= Your assignment =
When checking the entries below, count every line with the word "Statistics", then give only that number.

═════ Given information

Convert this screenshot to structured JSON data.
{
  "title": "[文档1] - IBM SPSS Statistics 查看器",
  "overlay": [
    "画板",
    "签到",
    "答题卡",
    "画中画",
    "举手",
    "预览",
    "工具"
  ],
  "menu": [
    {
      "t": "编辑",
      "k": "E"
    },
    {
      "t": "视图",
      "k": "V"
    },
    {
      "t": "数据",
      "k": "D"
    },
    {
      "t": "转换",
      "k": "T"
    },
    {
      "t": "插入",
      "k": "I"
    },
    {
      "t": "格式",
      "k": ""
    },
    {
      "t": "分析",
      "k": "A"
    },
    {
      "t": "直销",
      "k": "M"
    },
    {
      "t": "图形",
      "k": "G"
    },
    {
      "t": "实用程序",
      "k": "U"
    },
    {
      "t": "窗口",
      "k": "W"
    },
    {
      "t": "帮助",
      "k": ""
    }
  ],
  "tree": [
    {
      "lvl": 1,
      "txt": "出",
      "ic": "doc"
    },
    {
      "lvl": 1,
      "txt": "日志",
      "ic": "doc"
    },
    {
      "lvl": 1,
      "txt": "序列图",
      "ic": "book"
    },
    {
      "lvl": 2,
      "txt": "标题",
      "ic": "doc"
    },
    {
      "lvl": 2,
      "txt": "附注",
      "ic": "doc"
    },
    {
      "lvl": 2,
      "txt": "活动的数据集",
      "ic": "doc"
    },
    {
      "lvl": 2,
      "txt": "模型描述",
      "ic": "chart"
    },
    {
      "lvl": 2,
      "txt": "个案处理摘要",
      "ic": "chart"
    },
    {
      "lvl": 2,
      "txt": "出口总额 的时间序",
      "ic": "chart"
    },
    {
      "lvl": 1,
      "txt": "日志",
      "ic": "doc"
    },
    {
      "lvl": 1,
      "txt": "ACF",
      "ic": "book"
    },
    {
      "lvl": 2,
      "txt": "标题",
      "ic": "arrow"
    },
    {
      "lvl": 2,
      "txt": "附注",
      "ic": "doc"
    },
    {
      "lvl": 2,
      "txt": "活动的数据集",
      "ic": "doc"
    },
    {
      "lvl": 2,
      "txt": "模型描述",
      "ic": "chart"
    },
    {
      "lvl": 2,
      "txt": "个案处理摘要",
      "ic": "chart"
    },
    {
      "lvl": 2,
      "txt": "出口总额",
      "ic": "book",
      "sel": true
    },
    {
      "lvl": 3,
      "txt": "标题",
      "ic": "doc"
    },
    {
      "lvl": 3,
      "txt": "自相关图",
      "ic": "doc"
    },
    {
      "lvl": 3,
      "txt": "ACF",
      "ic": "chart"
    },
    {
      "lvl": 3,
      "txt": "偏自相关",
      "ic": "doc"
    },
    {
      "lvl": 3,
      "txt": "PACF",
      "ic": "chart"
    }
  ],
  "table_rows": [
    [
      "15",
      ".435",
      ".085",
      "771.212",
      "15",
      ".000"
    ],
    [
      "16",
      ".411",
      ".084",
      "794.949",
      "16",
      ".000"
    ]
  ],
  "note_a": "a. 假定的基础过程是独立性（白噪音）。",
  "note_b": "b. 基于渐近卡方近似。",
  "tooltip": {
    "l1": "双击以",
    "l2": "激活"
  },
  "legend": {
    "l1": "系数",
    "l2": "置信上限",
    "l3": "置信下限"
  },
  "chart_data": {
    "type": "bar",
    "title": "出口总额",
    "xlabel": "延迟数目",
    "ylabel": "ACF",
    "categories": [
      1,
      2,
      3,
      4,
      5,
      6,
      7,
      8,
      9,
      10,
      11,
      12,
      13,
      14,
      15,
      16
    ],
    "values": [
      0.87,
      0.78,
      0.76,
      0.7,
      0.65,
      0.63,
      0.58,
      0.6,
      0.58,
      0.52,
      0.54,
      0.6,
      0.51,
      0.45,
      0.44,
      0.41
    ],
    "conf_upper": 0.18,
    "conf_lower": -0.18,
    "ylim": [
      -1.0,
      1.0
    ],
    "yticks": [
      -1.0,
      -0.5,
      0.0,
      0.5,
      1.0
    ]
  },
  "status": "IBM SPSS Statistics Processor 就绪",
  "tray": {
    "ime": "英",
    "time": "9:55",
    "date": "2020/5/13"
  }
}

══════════

= Task output =
2